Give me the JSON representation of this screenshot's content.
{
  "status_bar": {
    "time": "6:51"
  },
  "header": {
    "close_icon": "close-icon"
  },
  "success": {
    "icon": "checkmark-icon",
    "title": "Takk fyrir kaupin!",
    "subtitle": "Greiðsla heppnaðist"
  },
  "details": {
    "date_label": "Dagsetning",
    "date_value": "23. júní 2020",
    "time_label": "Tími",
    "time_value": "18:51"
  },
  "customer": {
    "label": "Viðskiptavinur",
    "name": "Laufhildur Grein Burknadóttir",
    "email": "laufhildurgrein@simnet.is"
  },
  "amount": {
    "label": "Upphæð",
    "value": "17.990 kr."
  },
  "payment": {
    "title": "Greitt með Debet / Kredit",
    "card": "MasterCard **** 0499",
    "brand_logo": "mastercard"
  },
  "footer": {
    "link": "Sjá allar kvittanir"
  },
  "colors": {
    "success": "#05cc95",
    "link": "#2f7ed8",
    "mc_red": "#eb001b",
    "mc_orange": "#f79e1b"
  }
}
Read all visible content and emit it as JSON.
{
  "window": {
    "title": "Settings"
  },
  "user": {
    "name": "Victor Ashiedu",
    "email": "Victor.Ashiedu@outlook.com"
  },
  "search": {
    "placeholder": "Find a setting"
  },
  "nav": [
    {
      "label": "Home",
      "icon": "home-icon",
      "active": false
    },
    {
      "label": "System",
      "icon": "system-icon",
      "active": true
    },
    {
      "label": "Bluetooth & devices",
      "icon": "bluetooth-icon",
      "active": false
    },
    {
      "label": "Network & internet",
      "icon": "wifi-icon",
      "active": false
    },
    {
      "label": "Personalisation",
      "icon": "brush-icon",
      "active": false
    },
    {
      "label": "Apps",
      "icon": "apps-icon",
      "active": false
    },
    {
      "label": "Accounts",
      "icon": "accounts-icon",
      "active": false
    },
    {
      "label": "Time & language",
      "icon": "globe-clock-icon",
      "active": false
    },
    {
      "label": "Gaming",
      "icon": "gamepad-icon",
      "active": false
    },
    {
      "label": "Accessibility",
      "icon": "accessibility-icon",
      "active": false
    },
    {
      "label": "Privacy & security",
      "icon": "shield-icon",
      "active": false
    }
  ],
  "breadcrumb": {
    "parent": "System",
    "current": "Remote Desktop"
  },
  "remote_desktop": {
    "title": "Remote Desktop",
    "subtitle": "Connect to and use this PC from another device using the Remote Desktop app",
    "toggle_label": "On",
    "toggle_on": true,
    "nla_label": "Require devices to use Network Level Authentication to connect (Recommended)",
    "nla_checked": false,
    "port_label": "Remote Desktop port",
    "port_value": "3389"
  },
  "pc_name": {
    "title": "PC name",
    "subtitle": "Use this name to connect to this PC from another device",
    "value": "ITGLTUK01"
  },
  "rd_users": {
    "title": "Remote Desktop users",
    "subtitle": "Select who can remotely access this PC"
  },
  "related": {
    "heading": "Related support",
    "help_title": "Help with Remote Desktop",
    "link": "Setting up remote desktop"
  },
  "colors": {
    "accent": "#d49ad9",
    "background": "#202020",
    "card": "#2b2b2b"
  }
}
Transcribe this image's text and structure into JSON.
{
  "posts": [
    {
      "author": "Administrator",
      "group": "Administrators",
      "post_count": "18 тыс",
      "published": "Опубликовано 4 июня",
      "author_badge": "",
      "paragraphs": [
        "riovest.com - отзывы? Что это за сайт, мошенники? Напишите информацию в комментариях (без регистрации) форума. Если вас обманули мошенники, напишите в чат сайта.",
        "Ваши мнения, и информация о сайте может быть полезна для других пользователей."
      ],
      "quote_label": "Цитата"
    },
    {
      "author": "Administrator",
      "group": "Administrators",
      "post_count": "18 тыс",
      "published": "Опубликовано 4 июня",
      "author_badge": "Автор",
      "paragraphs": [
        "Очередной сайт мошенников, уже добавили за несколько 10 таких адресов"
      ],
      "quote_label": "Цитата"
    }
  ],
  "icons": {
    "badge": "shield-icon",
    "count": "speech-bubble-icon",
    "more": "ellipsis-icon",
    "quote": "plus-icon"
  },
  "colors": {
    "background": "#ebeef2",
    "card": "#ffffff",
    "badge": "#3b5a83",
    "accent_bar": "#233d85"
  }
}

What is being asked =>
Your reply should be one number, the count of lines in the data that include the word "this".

Reply to the exercise =>
5